PROBLEM TO WORK ON: Images do not belong in the copy. Set down all the entries exactly.

DATA FOR REVIEW:
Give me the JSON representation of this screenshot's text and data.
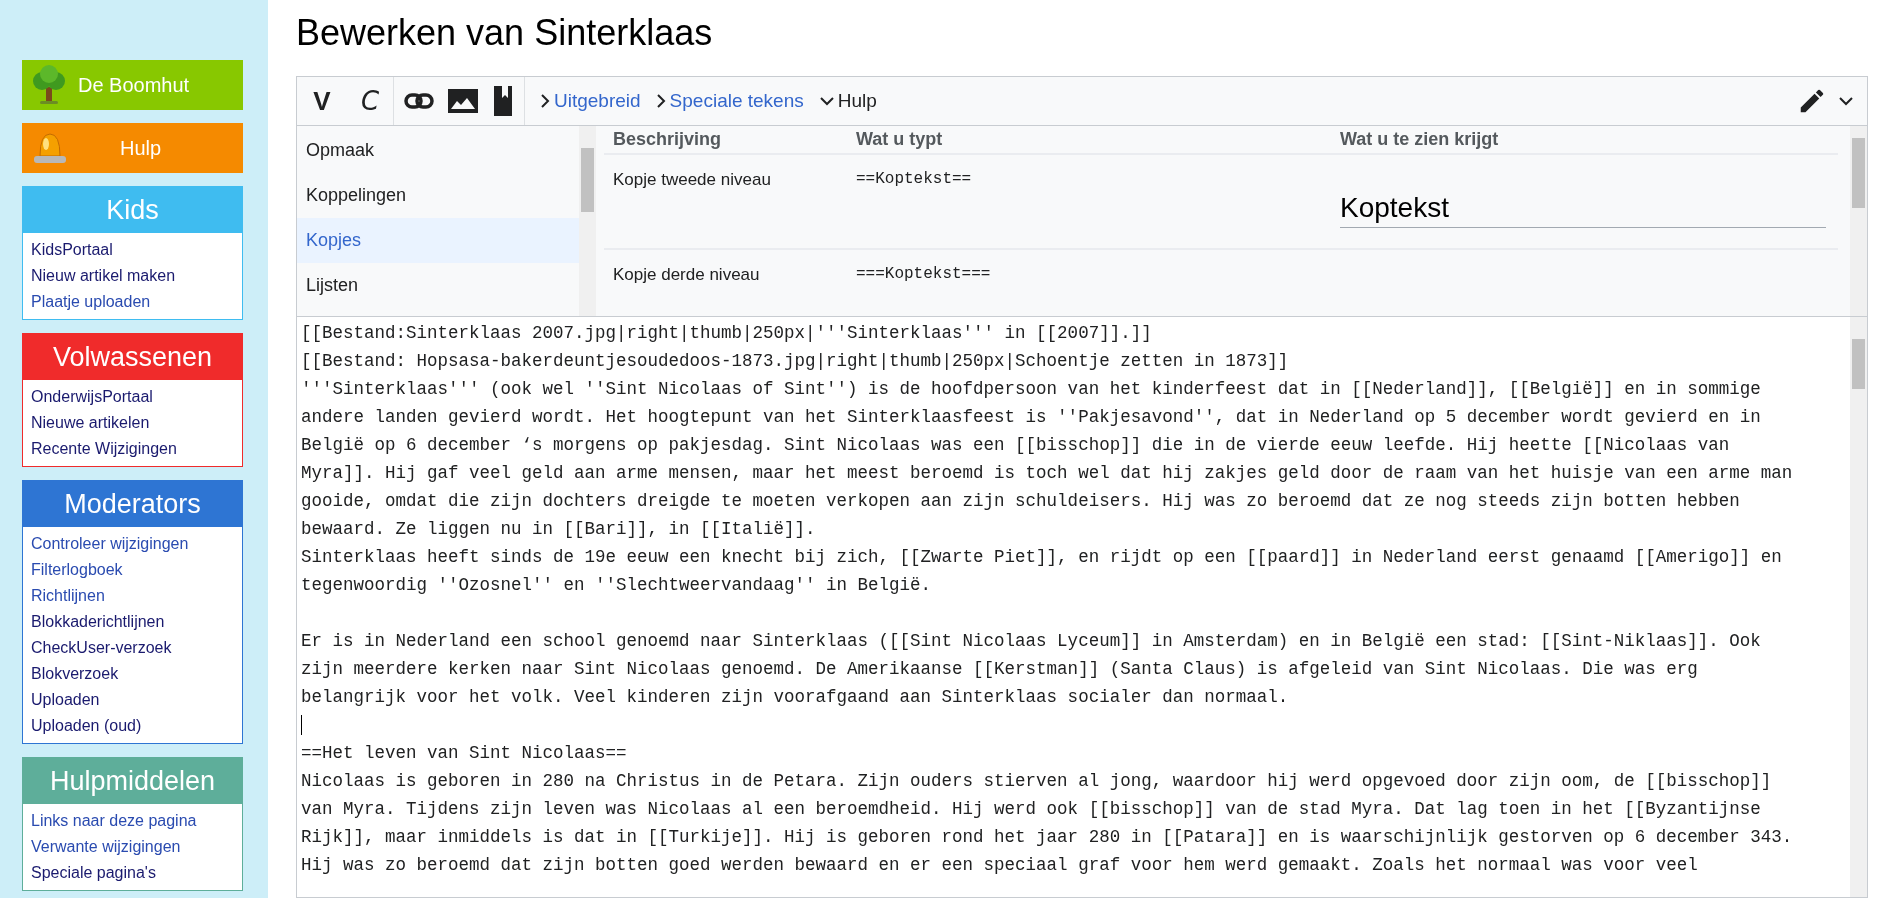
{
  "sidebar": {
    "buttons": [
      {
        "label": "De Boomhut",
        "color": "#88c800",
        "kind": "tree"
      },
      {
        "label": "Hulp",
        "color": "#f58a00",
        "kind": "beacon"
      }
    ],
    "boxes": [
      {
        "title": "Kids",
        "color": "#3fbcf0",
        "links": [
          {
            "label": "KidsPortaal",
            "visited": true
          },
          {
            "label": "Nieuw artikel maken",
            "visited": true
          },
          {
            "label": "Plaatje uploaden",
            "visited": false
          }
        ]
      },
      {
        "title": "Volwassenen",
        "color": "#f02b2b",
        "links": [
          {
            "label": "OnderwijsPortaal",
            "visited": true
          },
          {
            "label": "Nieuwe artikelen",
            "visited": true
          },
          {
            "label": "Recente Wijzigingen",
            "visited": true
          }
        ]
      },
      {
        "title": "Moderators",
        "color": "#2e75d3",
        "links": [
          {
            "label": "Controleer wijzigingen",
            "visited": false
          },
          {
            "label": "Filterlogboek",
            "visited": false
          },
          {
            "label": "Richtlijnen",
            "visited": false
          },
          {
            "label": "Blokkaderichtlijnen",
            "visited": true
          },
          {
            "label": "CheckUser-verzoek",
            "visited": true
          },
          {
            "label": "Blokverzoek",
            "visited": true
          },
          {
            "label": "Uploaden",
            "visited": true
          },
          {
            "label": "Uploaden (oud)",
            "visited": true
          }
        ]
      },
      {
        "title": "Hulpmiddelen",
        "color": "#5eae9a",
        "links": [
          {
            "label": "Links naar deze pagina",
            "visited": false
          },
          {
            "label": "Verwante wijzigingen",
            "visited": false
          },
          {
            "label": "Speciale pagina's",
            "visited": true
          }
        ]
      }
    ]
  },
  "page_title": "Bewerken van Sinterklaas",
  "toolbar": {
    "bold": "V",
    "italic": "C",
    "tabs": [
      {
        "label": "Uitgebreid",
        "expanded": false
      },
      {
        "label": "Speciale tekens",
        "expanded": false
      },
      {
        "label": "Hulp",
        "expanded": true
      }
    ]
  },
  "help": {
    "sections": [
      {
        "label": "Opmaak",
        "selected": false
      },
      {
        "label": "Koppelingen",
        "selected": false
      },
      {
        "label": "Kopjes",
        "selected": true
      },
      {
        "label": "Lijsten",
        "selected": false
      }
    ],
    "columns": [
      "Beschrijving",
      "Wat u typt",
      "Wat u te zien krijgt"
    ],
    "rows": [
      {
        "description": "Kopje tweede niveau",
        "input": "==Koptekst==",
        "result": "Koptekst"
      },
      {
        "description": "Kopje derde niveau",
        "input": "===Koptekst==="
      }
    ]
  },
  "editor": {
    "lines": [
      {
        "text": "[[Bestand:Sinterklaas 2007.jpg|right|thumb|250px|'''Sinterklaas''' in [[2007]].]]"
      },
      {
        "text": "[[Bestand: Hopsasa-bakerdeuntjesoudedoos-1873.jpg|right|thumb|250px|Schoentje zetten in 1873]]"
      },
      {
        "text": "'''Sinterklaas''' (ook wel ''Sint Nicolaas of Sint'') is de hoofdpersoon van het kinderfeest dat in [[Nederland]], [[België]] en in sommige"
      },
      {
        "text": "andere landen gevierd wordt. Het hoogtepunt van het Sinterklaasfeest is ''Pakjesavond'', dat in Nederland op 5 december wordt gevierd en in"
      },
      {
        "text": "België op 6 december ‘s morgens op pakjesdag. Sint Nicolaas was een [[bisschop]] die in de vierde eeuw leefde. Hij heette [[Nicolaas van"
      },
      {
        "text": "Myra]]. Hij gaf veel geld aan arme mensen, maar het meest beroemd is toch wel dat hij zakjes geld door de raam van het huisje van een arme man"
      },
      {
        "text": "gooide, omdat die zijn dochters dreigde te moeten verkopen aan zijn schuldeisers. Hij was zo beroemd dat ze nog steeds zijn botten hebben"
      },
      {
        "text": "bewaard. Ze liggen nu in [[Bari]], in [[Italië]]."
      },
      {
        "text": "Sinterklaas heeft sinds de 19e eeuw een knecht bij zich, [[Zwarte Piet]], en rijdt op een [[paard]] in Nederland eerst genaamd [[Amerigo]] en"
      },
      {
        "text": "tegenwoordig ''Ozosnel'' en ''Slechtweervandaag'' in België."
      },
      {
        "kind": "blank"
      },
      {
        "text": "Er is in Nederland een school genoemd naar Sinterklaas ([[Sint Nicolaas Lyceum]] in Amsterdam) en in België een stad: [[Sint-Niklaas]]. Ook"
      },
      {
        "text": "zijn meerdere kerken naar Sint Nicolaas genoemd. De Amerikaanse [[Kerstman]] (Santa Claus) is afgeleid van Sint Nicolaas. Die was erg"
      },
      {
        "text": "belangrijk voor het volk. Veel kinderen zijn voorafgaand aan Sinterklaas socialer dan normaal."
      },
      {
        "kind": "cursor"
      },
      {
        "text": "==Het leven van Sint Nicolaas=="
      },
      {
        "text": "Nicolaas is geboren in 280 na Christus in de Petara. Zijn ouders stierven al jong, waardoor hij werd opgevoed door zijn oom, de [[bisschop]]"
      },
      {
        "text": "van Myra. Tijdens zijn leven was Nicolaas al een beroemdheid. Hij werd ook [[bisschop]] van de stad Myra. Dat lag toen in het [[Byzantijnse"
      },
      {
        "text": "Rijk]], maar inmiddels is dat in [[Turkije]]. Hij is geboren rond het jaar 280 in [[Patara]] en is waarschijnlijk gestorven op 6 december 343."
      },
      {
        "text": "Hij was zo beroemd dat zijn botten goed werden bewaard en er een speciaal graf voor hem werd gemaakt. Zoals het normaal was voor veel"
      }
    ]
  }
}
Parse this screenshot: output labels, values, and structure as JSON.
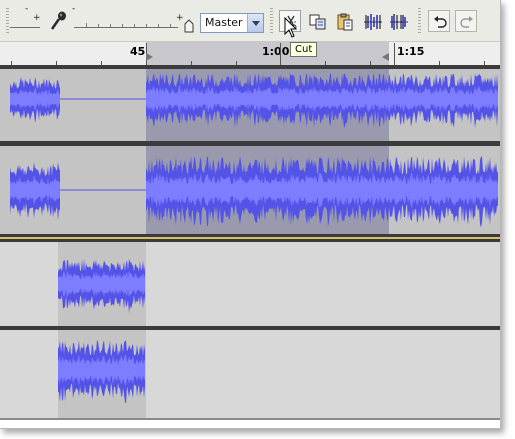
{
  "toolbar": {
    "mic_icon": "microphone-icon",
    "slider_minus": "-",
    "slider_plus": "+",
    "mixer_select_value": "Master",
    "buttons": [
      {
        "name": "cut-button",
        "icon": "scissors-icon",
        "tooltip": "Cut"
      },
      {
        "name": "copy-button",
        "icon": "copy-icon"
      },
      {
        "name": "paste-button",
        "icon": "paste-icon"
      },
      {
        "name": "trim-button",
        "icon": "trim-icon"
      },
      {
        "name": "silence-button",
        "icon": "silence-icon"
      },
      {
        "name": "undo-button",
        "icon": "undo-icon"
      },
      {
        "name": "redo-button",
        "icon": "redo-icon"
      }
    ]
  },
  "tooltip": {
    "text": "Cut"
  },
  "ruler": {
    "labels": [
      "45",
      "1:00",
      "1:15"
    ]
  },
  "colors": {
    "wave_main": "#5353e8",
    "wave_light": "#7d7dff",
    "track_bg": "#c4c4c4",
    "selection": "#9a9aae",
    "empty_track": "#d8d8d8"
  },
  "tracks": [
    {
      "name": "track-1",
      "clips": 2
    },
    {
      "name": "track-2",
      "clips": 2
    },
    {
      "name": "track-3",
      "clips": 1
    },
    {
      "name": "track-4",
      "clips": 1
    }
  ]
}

ANSWER SECTION:
Give me the JSON representation of this screenshot's text and data.
{
  "sidebar": {
    "buttons": [
      {
        "label": "De Boomhut",
        "color": "#88c800",
        "kind": "tree"
      },
      {
        "label": "Hulp",
        "color": "#f58a00",
        "kind": "beacon"
      }
    ],
    "boxes": [
      {
        "title": "Kids",
        "color": "#3fbcf0",
        "links": [
          {
            "label": "KidsPortaal",
            "visited": true
          },
          {
            "label": "Nieuw artikel maken",
            "visited": true
          },
          {
            "label": "Plaatje uploaden",
            "visited": false
          }
        ]
      },
      {
        "title": "Volwassenen",
        "color": "#f02b2b",
        "links": [
          {
            "label": "OnderwijsPortaal",
            "visited": true
          },
          {
            "label": "Nieuwe artikelen",
            "visited": true
          },
          {
            "label": "Recente Wijzigingen",
            "visited": true
          }
        ]
      },
      {
        "title": "Moderators",
        "color": "#2e75d3",
        "links": [
          {
            "label": "Controleer wijzigingen",
            "visited": false
          },
          {
            "label": "Filterlogboek",
            "visited": false
          },
          {
            "label": "Richtlijnen",
            "visited": false
          },
          {
            "label": "Blokkaderichtlijnen",
            "visited": true
          },
          {
            "label": "CheckUser-verzoek",
            "visited": true
          },
          {
            "label": "Blokverzoek",
            "visited": true
          },
          {
            "label": "Uploaden",
            "visited": true
          },
          {
            "label": "Uploaden (oud)",
            "visited": true
          }
        ]
      },
      {
        "title": "Hulpmiddelen",
        "color": "#5eae9a",
        "links": [
          {
            "label": "Links naar deze pagina",
            "visited": false
          },
          {
            "label": "Verwante wijzigingen",
            "visited": false
          },
          {
            "label": "Speciale pagina's",
            "visited": true
          }
        ]
      }
    ]
  },
  "page_title": "Bewerken van Sinterklaas",
  "toolbar": {
    "bold": "V",
    "italic": "C",
    "tabs": [
      {
        "label": "Uitgebreid",
        "expanded": false
      },
      {
        "label": "Speciale tekens",
        "expanded": false
      },
      {
        "label": "Hulp",
        "expanded": true
      }
    ]
  },
  "help": {
    "sections": [
      {
        "label": "Opmaak",
        "selected": false
      },
      {
        "label": "Koppelingen",
        "selected": false
      },
      {
        "label": "Kopjes",
        "selected": true
      },
      {
        "label": "Lijsten",
        "selected": false
      }
    ],
    "columns": [
      "Beschrijving",
      "Wat u typt",
      "Wat u te zien krijgt"
    ],
    "rows": [
      {
        "description": "Kopje tweede niveau",
        "input": "==Koptekst==",
        "result": "Koptekst"
      },
      {
        "description": "Kopje derde niveau",
        "input": "===Koptekst==="
      }
    ]
  },
  "editor": {
    "lines": [
      {
        "text": "[[Bestand:Sinterklaas 2007.jpg|right|thumb|250px|'''Sinterklaas''' in [[2007]].]]"
      },
      {
        "text": "[[Bestand: Hopsasa-bakerdeuntjesoudedoos-1873.jpg|right|thumb|250px|Schoentje zetten in 1873]]"
      },
      {
        "text": "'''Sinterklaas''' (ook wel ''Sint Nicolaas of Sint'') is de hoofdpersoon van het kinderfeest dat in [[Nederland]], [[België]] en in sommige"
      },
      {
        "text": "andere landen gevierd wordt. Het hoogtepunt van het Sinterklaasfeest is ''Pakjesavond'', dat in Nederland op 5 december wordt gevierd en in"
      },
      {
        "text": "België op 6 december ‘s morgens op pakjesdag. Sint Nicolaas was een [[bisschop]] die in de vierde eeuw leefde. Hij heette [[Nicolaas van"
      },
      {
        "text": "Myra]]. Hij gaf veel geld aan arme mensen, maar het meest beroemd is toch wel dat hij zakjes geld door de raam van het huisje van een arme man"
      },
      {
        "text": "gooide, omdat die zijn dochters dreigde te moeten verkopen aan zijn schuldeisers. Hij was zo beroemd dat ze nog steeds zijn botten hebben"
      },
      {
        "text": "bewaard. Ze liggen nu in [[Bari]], in [[Italië]]."
      },
      {
        "text": "Sinterklaas heeft sinds de 19e eeuw een knecht bij zich, [[Zwarte Piet]], en rijdt op een [[paard]] in Nederland eerst genaamd [[Amerigo]] en"
      },
      {
        "text": "tegenwoordig ''Ozosnel'' en ''Slechtweervandaag'' in België."
      },
      {
        "kind": "blank"
      },
      {
        "text": "Er is in Nederland een school genoemd naar Sinterklaas ([[Sint Nicolaas Lyceum]] in Amsterdam) en in België een stad: [[Sint-Niklaas]]. Ook"
      },
      {
        "text": "zijn meerdere kerken naar Sint Nicolaas genoemd. De Amerikaanse [[Kerstman]] (Santa Claus) is afgeleid van Sint Nicolaas. Die was erg"
      },
      {
        "text": "belangrijk voor het volk. Veel kinderen zijn voorafgaand aan Sinterklaas socialer dan normaal."
      },
      {
        "kind": "cursor"
      },
      {
        "text": "==Het leven van Sint Nicolaas=="
      },
      {
        "text": "Nicolaas is geboren in 280 na Christus in de Petara. Zijn ouders stierven al jong, waardoor hij werd opgevoed door zijn oom, de [[bisschop]]"
      },
      {
        "text": "van Myra. Tijdens zijn leven was Nicolaas al een beroemdheid. Hij werd ook [[bisschop]] van de stad Myra. Dat lag toen in het [[Byzantijnse"
      },
      {
        "text": "Rijk]], maar inmiddels is dat in [[Turkije]]. Hij is geboren rond het jaar 280 in [[Patara]] en is waarschijnlijk gestorven op 6 december 343."
      },
      {
        "text": "Hij was zo beroemd dat zijn botten goed werden bewaard en er een speciaal graf voor hem werd gemaakt. Zoals het normaal was voor veel"
      }
    ]
  }
}
Parse this screenshot: output labels, values, and structure as JSON.
{
  "toolbar": {
    "mic_icon": "microphone-icon",
    "slider_minus": "-",
    "slider_plus": "+",
    "mixer_select_value": "Master",
    "buttons": [
      {
        "name": "cut-button",
        "icon": "scissors-icon",
        "tooltip": "Cut"
      },
      {
        "name": "copy-button",
        "icon": "copy-icon"
      },
      {
        "name": "paste-button",
        "icon": "paste-icon"
      },
      {
        "name": "trim-button",
        "icon": "trim-icon"
      },
      {
        "name": "silence-button",
        "icon": "silence-icon"
      },
      {
        "name": "undo-button",
        "icon": "undo-icon"
      },
      {
        "name": "redo-button",
        "icon": "redo-icon"
      }
    ]
  },
  "tooltip": {
    "text": "Cut"
  },
  "ruler": {
    "labels": [
      "45",
      "1:00",
      "1:15"
    ]
  },
  "colors": {
    "wave_main": "#5353e8",
    "wave_light": "#7d7dff",
    "track_bg": "#c4c4c4",
    "selection": "#9a9aae",
    "empty_track": "#d8d8d8"
  },
  "tracks": [
    {
      "name": "track-1",
      "clips": 2
    },
    {
      "name": "track-2",
      "clips": 2
    },
    {
      "name": "track-3",
      "clips": 1
    },
    {
      "name": "track-4",
      "clips": 1
    }
  ]
}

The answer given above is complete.